Tuesday, May 14, 2013

Connecting the dots: Two new local trails

New York State’s recent acquisition of 200 acres adjoining Moreau State Park was highlighted last week in both the Saratogian and the Times Union as an important link in an eventual long-distance Palmertown Ridge Trail that would link Moreau State Park and Saratoga Springs. That trail could ultimately connect to the Zim Smith, creating an “alternative Northway” spanning Saratoga County north to south. Very cool. Here’s a look at two more recently opened trails that enhance another long-distance trail network just outside of Saratoga Springs.

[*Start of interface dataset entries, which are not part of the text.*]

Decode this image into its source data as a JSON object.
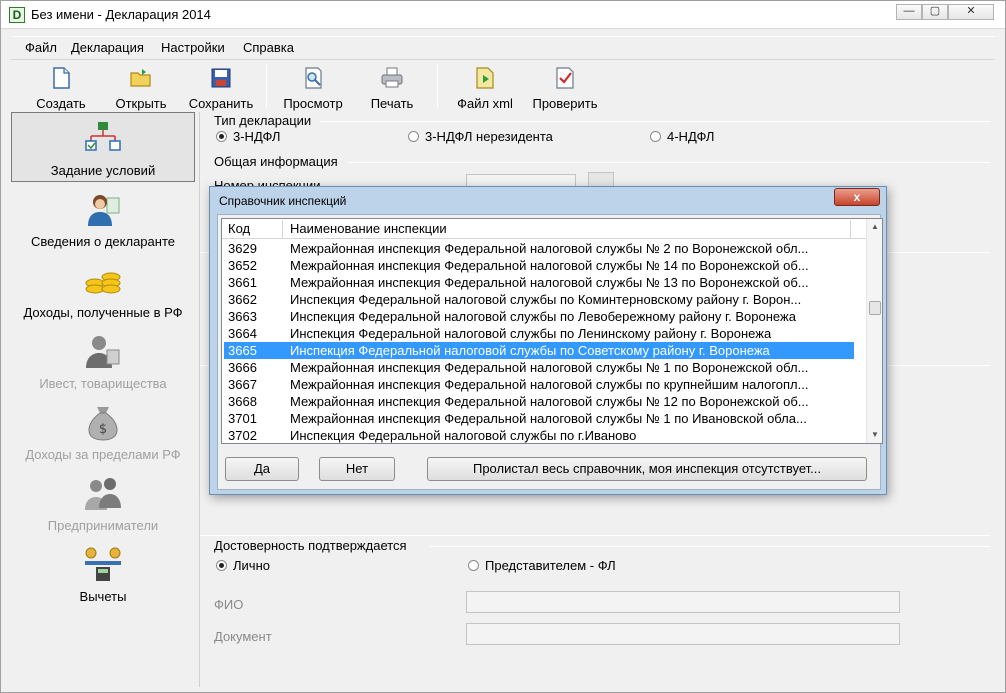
{
  "window": {
    "app_icon": "D",
    "title": "Без имени - Декларация 2014",
    "controls": {
      "minimize": "—",
      "maximize": "▢",
      "close": "✕"
    }
  },
  "menu": [
    "Файл",
    "Декларация",
    "Настройки",
    "Справка"
  ],
  "toolbar": [
    {
      "label": "Создать",
      "icon": "new-document-icon"
    },
    {
      "label": "Открыть",
      "icon": "open-folder-icon"
    },
    {
      "label": "Сохранить",
      "icon": "save-disk-icon"
    },
    {
      "label": "Просмотр",
      "icon": "preview-icon"
    },
    {
      "label": "Печать",
      "icon": "printer-icon"
    },
    {
      "label": "Файл xml",
      "icon": "xml-file-icon"
    },
    {
      "label": "Проверить",
      "icon": "check-document-icon"
    }
  ],
  "sidebar": [
    {
      "label": "Задание условий",
      "icon": "conditions-tree-icon",
      "active": true,
      "enabled": true
    },
    {
      "label": "Сведения о декларанте",
      "icon": "person-icon",
      "active": false,
      "enabled": true
    },
    {
      "label": "Доходы, полученные в РФ",
      "icon": "coins-icon",
      "active": false,
      "enabled": true
    },
    {
      "label": "Ивест, товарищества",
      "icon": "investor-icon",
      "active": false,
      "enabled": false
    },
    {
      "label": "Доходы за пределами РФ",
      "icon": "money-bag-icon",
      "active": false,
      "enabled": false
    },
    {
      "label": "Предприниматели",
      "icon": "entrepreneurs-icon",
      "active": false,
      "enabled": false
    },
    {
      "label": "Вычеты",
      "icon": "deductions-scales-icon",
      "active": false,
      "enabled": true
    }
  ],
  "form": {
    "type_group": "Тип декларации",
    "type_options": [
      {
        "label": "3-НДФЛ",
        "selected": true
      },
      {
        "label": "3-НДФЛ нерезидента",
        "selected": false
      },
      {
        "label": "4-НДФЛ",
        "selected": false
      }
    ],
    "info_group": "Общая информация",
    "inspection_label": "Номер инспекции",
    "confirm_group": "Достоверность подтверждается",
    "confirm_options": [
      {
        "label": "Лично",
        "selected": true
      },
      {
        "label": "Представителем - ФЛ",
        "selected": false
      }
    ],
    "fio_label": "ФИО",
    "doc_label": "Документ"
  },
  "dialog": {
    "title": "Справочник инспекций",
    "close": "x",
    "columns": [
      "Код",
      "Наименование инспекции"
    ],
    "rows": [
      {
        "code": "3629",
        "name": "Межрайонная инспекция Федеральной налоговой службы № 2 по Воронежской обл..."
      },
      {
        "code": "3652",
        "name": "Межрайонная инспекция Федеральной налоговой службы № 14 по Воронежской об..."
      },
      {
        "code": "3661",
        "name": "Межрайонная инспекция Федеральной налоговой службы № 13 по Воронежской об..."
      },
      {
        "code": "3662",
        "name": "Инспекция Федеральной налоговой службы по Коминтерновскому району г. Ворон..."
      },
      {
        "code": "3663",
        "name": "Инспекция Федеральной налоговой службы по Левобережному району г. Воронежа"
      },
      {
        "code": "3664",
        "name": "Инспекция Федеральной налоговой службы по Ленинскому району г. Воронежа"
      },
      {
        "code": "3665",
        "name": "Инспекция Федеральной налоговой службы по Советскому району г. Воронежа",
        "selected": true
      },
      {
        "code": "3666",
        "name": "Межрайонная инспекция Федеральной налоговой службы № 1 по Воронежской обл..."
      },
      {
        "code": "3667",
        "name": "Межрайонная инспекция Федеральной налоговой службы по крупнейшим налогопл..."
      },
      {
        "code": "3668",
        "name": "Межрайонная инспекция Федеральной налоговой службы № 12 по Воронежской об..."
      },
      {
        "code": "3701",
        "name": "Межрайонная инспекция Федеральной налоговой службы № 1 по Ивановской обла..."
      },
      {
        "code": "3702",
        "name": "Инспекция Федеральной налоговой службы по г.Иваново"
      }
    ],
    "buttons": {
      "yes": "Да",
      "no": "Нет",
      "not_found": "Пролистал весь справочник, моя инспекция отсутствует..."
    }
  }
}
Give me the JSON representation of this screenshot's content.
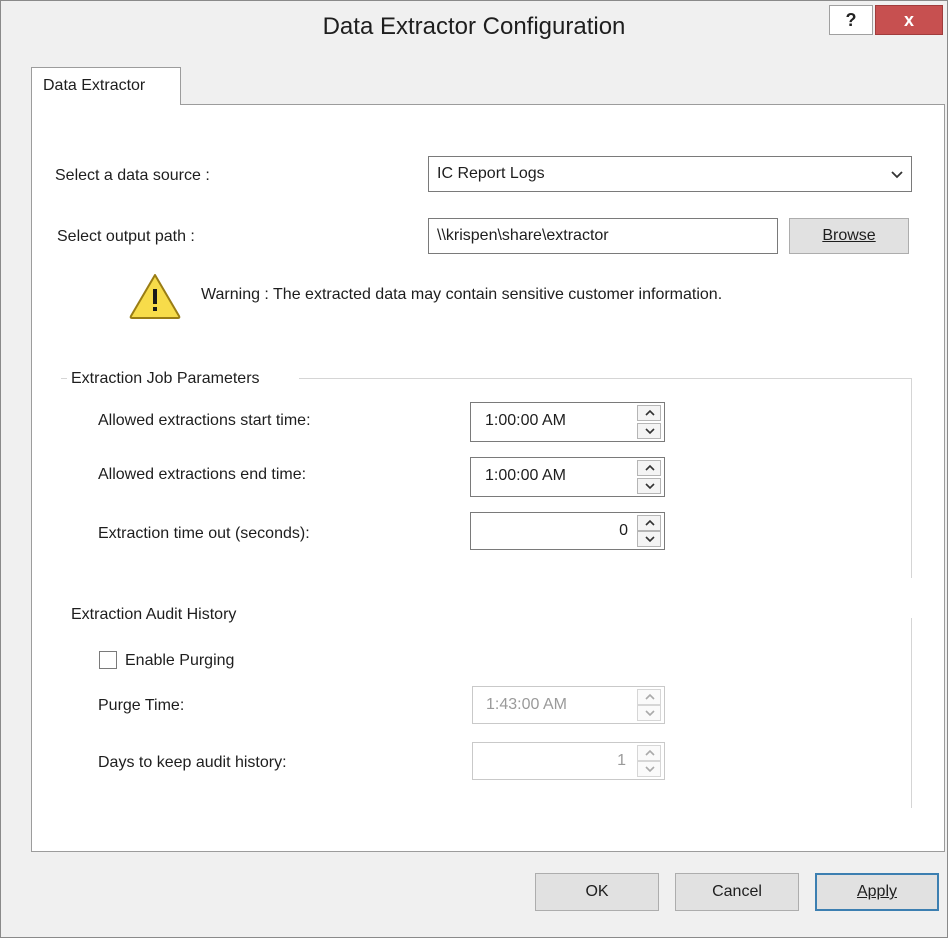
{
  "window": {
    "title": "Data Extractor Configuration",
    "help_label": "?",
    "close_label": "x"
  },
  "tab": {
    "label": "Data Extractor"
  },
  "data_source": {
    "label": "Select a data source :",
    "value": "IC Report Logs"
  },
  "output_path": {
    "label": "Select output path :",
    "value": "\\\\krispen\\share\\extractor",
    "browse_label": "Browse"
  },
  "warning": {
    "text": "Warning : The extracted data may contain sensitive customer information."
  },
  "job_params": {
    "title": "Extraction Job Parameters",
    "start_label": "Allowed extractions start time:",
    "start_value": "1:00:00 AM",
    "end_label": "Allowed extractions end time:",
    "end_value": "1:00:00 AM",
    "timeout_label": "Extraction time out (seconds):",
    "timeout_value": "0"
  },
  "audit": {
    "title": "Extraction Audit History",
    "purge_checkbox_label": "Enable Purging",
    "purge_checked": false,
    "purge_time_label": "Purge Time:",
    "purge_time_value": "1:43:00 AM",
    "days_label": "Days to keep audit history:",
    "days_value": "1"
  },
  "footer": {
    "ok_label": "OK",
    "cancel_label": "Cancel",
    "apply_label": "Apply"
  },
  "icons": {
    "warning": "warning-icon",
    "dropdown": "chevron-down-icon",
    "spin_up": "spin-up-icon",
    "spin_down": "spin-down-icon"
  }
}
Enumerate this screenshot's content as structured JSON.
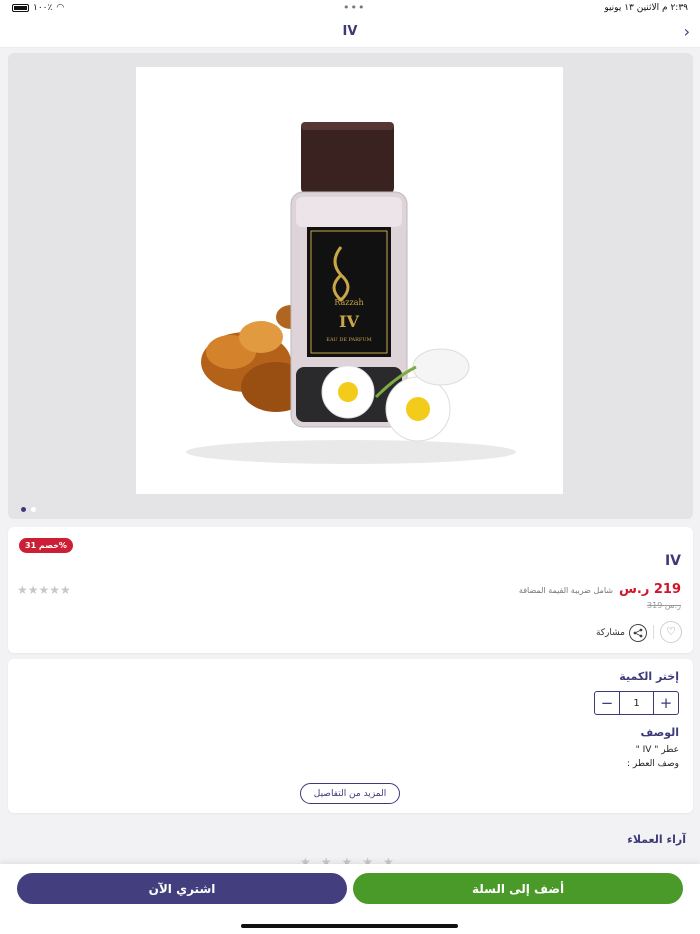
{
  "status_bar": {
    "time_date": "٢:٣٩ م   الاثنين ١٣ يونيو",
    "battery": "١٠٠٪",
    "center_dots": "•••"
  },
  "nav": {
    "title": "IV",
    "back_icon": "chevron-right-icon"
  },
  "gallery": {
    "image_alt": "Razzah IV perfume bottle with flowers and caramel",
    "bottle_brand": "Razzah",
    "bottle_label": "IV",
    "bottle_subtext": "EAU DE PARFUM",
    "slides": 2,
    "active_slide": 1
  },
  "product": {
    "discount_badge": "خصم 31%",
    "name": "IV",
    "price": "219 ر.س",
    "vat_note": "شامل ضريبة القيمة المضافة",
    "old_price": "319 ر.س",
    "rating_stars": "★★★★★",
    "share_label": "مشاركة"
  },
  "quantity": {
    "title": "إختر الكمية",
    "value": "1",
    "plus": "+",
    "minus": "−"
  },
  "description": {
    "title": "الوصف",
    "line1": "عطر \" IV \"",
    "line2": "وصف العطر :",
    "more_button": "المزيد من التفاصيل"
  },
  "reviews": {
    "title": "آراء العملاء",
    "stars": "★★★★★"
  },
  "actions": {
    "buy_now": "اشتري الآن",
    "add_to_cart": "أضف إلى السلة"
  },
  "colors": {
    "brand": "#3d3a7a",
    "price": "#d2142b",
    "cart": "#4a9a2a"
  }
}
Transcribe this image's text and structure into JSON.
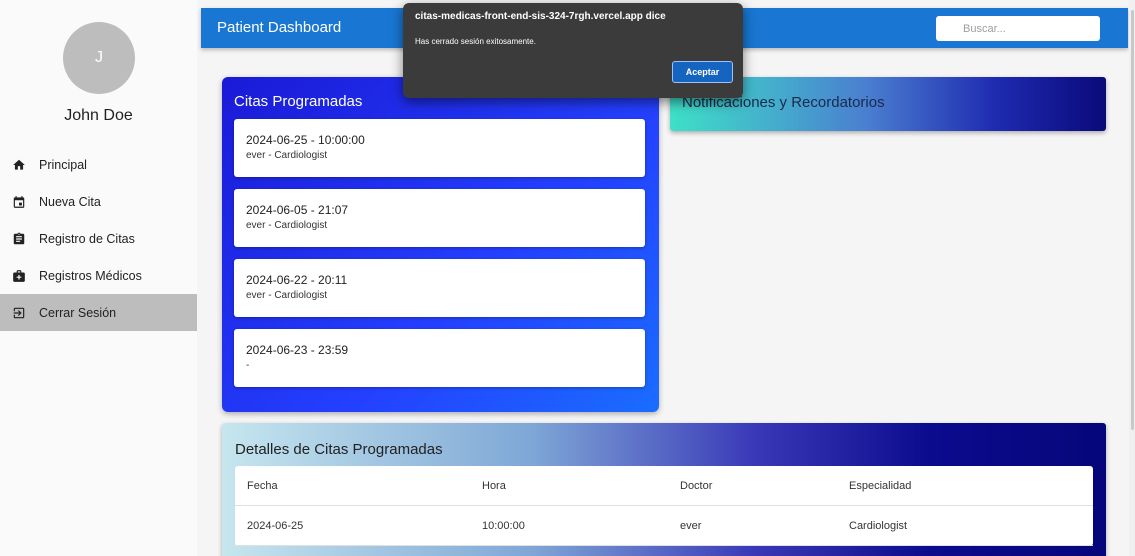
{
  "sidebar": {
    "avatar_initial": "J",
    "user_name": "John Doe",
    "items": [
      {
        "label": "Principal",
        "icon": "home-icon"
      },
      {
        "label": "Nueva Cita",
        "icon": "calendar-icon"
      },
      {
        "label": "Registro de Citas",
        "icon": "clipboard-icon"
      },
      {
        "label": "Registros Médicos",
        "icon": "medical-kit-icon"
      },
      {
        "label": "Cerrar Sesión",
        "icon": "logout-icon",
        "active": true
      }
    ]
  },
  "header": {
    "title": "Patient Dashboard",
    "search_placeholder": "Buscar...",
    "color": "#1976d2"
  },
  "citas": {
    "title": "Citas Programadas",
    "items": [
      {
        "datetime": "2024-06-25 - 10:00:00",
        "doctor": "ever - Cardiologist"
      },
      {
        "datetime": "2024-06-05 - 21:07",
        "doctor": "ever - Cardiologist"
      },
      {
        "datetime": "2024-06-22 - 20:11",
        "doctor": "ever - Cardiologist"
      },
      {
        "datetime": "2024-06-23 - 23:59",
        "doctor": "-"
      }
    ]
  },
  "notificaciones": {
    "title": "Notificaciones y Recordatorios"
  },
  "detalles": {
    "title": "Detalles de Citas Programadas",
    "columns": [
      "Fecha",
      "Hora",
      "Doctor",
      "Especialidad"
    ],
    "rows": [
      [
        "2024-06-25",
        "10:00:00",
        "ever",
        "Cardiologist"
      ]
    ]
  },
  "dialog": {
    "title": "citas-medicas-front-end-sis-324-7rgh.vercel.app dice",
    "message": "Has cerrado sesión exitosamente.",
    "button": "Aceptar"
  }
}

Wilton Wildlife Preserve and Park,Protected LandsWilton Wildlife Preserve and Park, Frawley Trail. Last summer and fall, volunteer trail crews marked and cleared more than a mile of trail connecting WWPP’s Fox parcel trailhead on Route 50 (see accompanying map or click here) to Ruggles Road. The new trail traverses land (the Frawley parcel) that was added to WWPP in 2011 and represents a key linkage that could ultimately be made between WWPP’s core parcels (Fox, Old Gick Farm, Camp Saratoga and Opdahl Farm) and additional protected parcels south of King Road (the Neilmann and Kalabus-Perry parcels and other adjoining protected lands).

The Frawley trailhead can be found on Ruggles Road just north of the intersection with King Road. At the present time there is no designated parking area, sign or trail register – just look for the trail markers indicating the start of the trail on the west side of Ruggles Road. From Ruggles Road, the new trail passes through pine forest before eventually emerging onto restored Karner blue butterfly habitat on the Fox parcel. There, it connects with more than a dozen miles of trails suitable for hiking, trail running and cross-country skiing that extend north and west to Ballard Road.

Saratoga PLAN’s Coldbrook Preserve. Opened on Earth Day just last month, the Coldbrook Preserve provides a buffer to critical Blanding’s Turtle habitat on adjacent WWPP lands and contains almost 2 miles of marked trails. Although the Coldbrook Preserve is not shown on the WWPP Protected Lands map above, it is located directly south of the residential development marked on the map as Queens Court, bordering the brown-shaded New York State lands to its west. The preserve is well worth exploring on its own, but it has even greater potential when you consider the possibility of connecting its trails to the adjoining WWPP parcels and the county-owned Kalabus-Perry trail (the figure-eight shaped trail in the southeast portion of the Protected Lands map).

Eventually linking the Coldbrook Preserve, Kalabus-Perry trail, Neilmann and other WWPP parcels located south of King Road with WWPP’s existing trail network to the north and west would create an impressive network of trails for non-motorized recreation. In fact, informal unmarked trails already exist within these protected parcels. The biggest missing link is across King Road, in the vicinity of Ruggles Road.

Illegal and destructive ATV use on Nature Conservancy land south of King RoadAlso, the issue of illegal ATV use will have to be addressed on the Kalabus-Perry parcel and adjacent New York State and Nature Conservancy parcels. WWPP and PLAN properties that currently have marked trails appear to have no illegal ATV use, it seems reasonable to expect that the establishment of new marked trails on other parcels, along with sufficient signage and education, should eliminate the illegal ATV use there. In a handful of locations barriers may be necessary, but only as a last resort.

WWPP, Saratoga PLAN and their partners have both done an incredible job protecting open space, preserving habitat and providing recreational and educational opportunities. WWPP has protected 2,400 acres in Wilton and PLAN has protected more than 3,000 additional acres throughout Saratoga County. “Connecting the dots” should help both WWPP and PLAN to not only enhance recreational opportunities but also expand their bases of user-advocates.


  1. Thanks for this. Are mtn bikes allowed on these trails?

    1. Yes, non-motorized recreation is allowed on WWPP's trails, including mountain biking. There are some variations in certain specific activities that are allowed on various parcels, i.e. horseback riding and hunting are allowed on certain parcels but not on others. WWPP's website lists the specific activities that are permitted or not permitted on each parcel.